Members of Habitat for Humanity and Kum & Go, backed by Minot Area Chamber of Commerce ambassadors, clasp the ceremonial shovels Wednesday for a tree planting in the yard of the latest Habitat home in Minot. At left is Bruce Walker, board chairman of the Northern Lights affiliate, and at right are Ruth Davila of the national Habitat office and Mark Hasting with Kum & Go.
The contest raised $262,000, with the largest share, $25,000, collected in North Dakota.

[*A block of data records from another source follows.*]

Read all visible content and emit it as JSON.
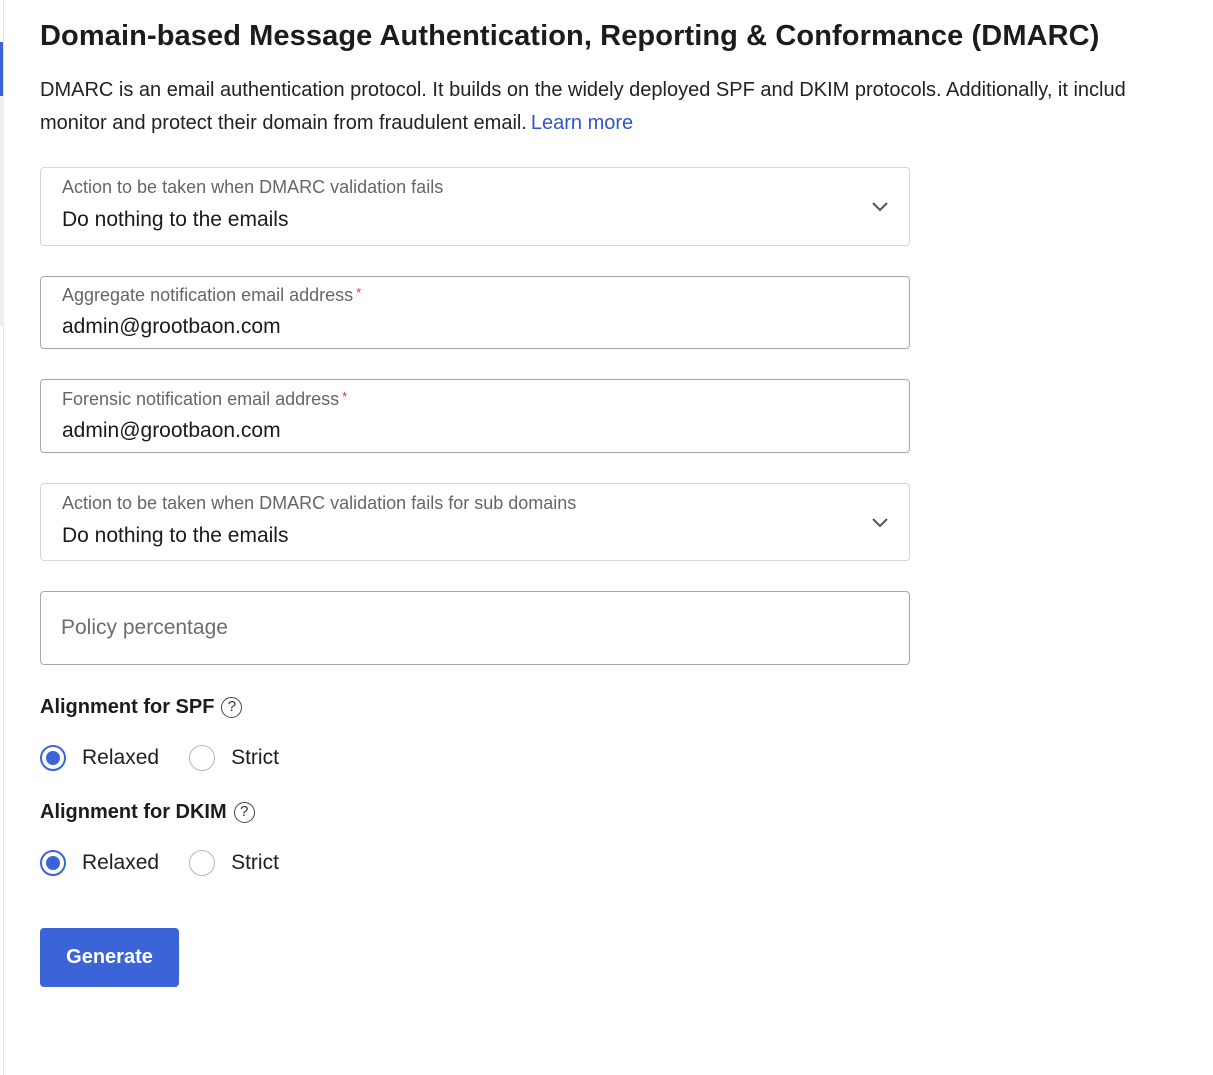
{
  "page": {
    "title": "Domain-based Message Authentication, Reporting & Conformance (DMARC)",
    "description": "DMARC is an email authentication protocol. It builds on the widely deployed SPF and DKIM protocols. Additionally, it includes reporting functions that allow senders and receivers to improve and monitor and protect their domain from fraudulent email.",
    "description_line1": "DMARC is an email authentication protocol. It builds on the widely deployed SPF and DKIM protocols. Additionally, it includ",
    "description_line2": "monitor and protect their domain from fraudulent email.",
    "learn_more": "Learn more"
  },
  "form": {
    "dmarc_action": {
      "label": "Action to be taken when DMARC validation fails",
      "value": "Do nothing to the emails"
    },
    "aggregate_email": {
      "label": "Aggregate notification email address",
      "required_mark": "*",
      "value": "admin@grootbaon.com"
    },
    "forensic_email": {
      "label": "Forensic notification email address",
      "required_mark": "*",
      "value": "admin@grootbaon.com"
    },
    "subdomain_action": {
      "label": "Action to be taken when DMARC validation fails for sub domains",
      "value": "Do nothing to the emails"
    },
    "policy_percentage": {
      "placeholder": "Policy percentage",
      "value": ""
    },
    "spf_alignment": {
      "title": "Alignment for SPF",
      "help": "?",
      "options": [
        "Relaxed",
        "Strict"
      ],
      "selected": "Relaxed"
    },
    "dkim_alignment": {
      "title": "Alignment for DKIM",
      "help": "?",
      "options": [
        "Relaxed",
        "Strict"
      ],
      "selected": "Relaxed"
    },
    "generate_label": "Generate"
  },
  "colors": {
    "accent": "#3a64d8",
    "link": "#2f55c9",
    "required": "#d93838"
  }
}
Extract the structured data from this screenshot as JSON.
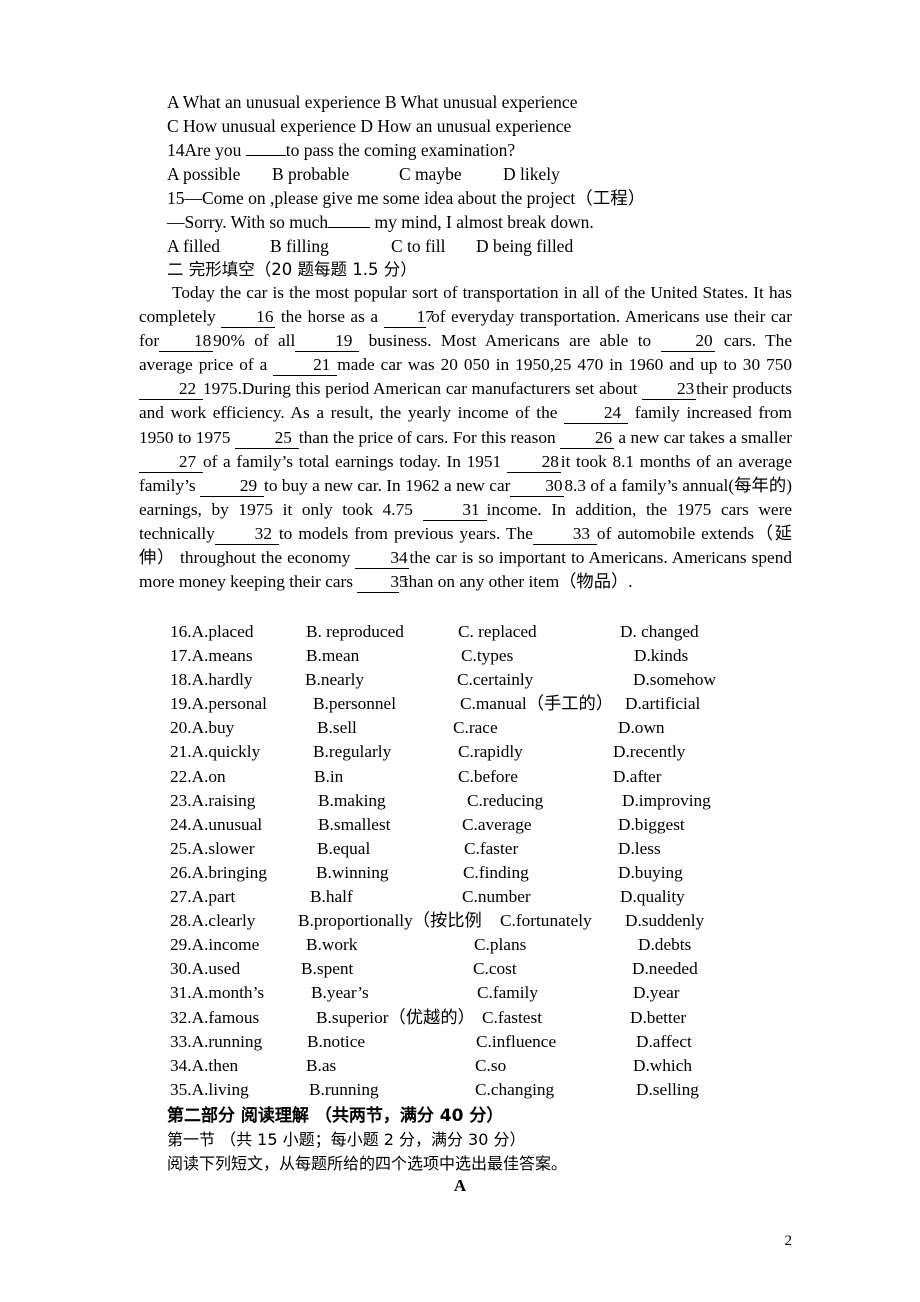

Kum & Go also is making a $100,000 corporate donation and an additional donation estimated at $100,000 to sponsor the Minot home build.
Traci Rodemeyer, external communications manager for Kum & Go, Des Moines, Iowa, said the selection of Minot came at a time when the Northern Lights chapter happened to have a family and a location and only needed the house.
"It just reaffirmed for us what a great partnership this is. It was meant to be. We were meant to build here," she said.
Northern Lights is building a house in the Oak Park area with Tim and Kelly Barnes of Minot, who were selected as homeowners and will be adding their sweat equity to the project. Habitat homeowners also pay mortgages, which are reduced thanks to donations and volunteers.
The Barnes have three children: Jacob, 9, Savannah, 7, and Paityn, 4. Kelly Barnes said because of Paityn's disability, they need a more accessible home than the house in which they are living. Habitat for Humanity also is making home ownership affordable for them, she said.
Tim Barnes, who works for Minot Lumber, is familiar with construction and said he looks forward to working on his own home.
Employees of Kum & Go are committing their labor as a bonus to the donations to the project.
Sam Lindell of the Williston store and former manager of the Tioga store during the contest, was in Minot to spend a couple of days this week on construction. She said the entire process from the contest to construction has been exciting.
"This family means so much to us," she said. "Even though we gave money, we wanted to give our time, too. We want to make sure we put in 150 percent for this family."
Ruth Davila, director of cause marketing for Habitat for Humanity International, attended Wednesday's event from Atlanta, and Jackie Velk of Sen. John Hoeven's Minot office read remarks from the senator and from North Dakota First Lady Betsy Dalrymple.
The Rev. Nathan Mugaas, who provided the ceremony invocation, spoke about the new home's neighborhood, where he also lives. The area was flooded with 12 to 15 feet of water in 2011.
"Every time a house is rebuilt or as in this case torn down and built anew it's a huge lift for this community," he said. Of the Kum & Go partnership, he added, "That's a huge gift not only to this great, deserving family but also for us as a whole neighborhood. It means a lot to our community and our neighborhood that the vitality and life that was here before the flood is starting to come back more and more."
Habitat for Humanity started construction about a month ago and hopes to complete the house by the end of December.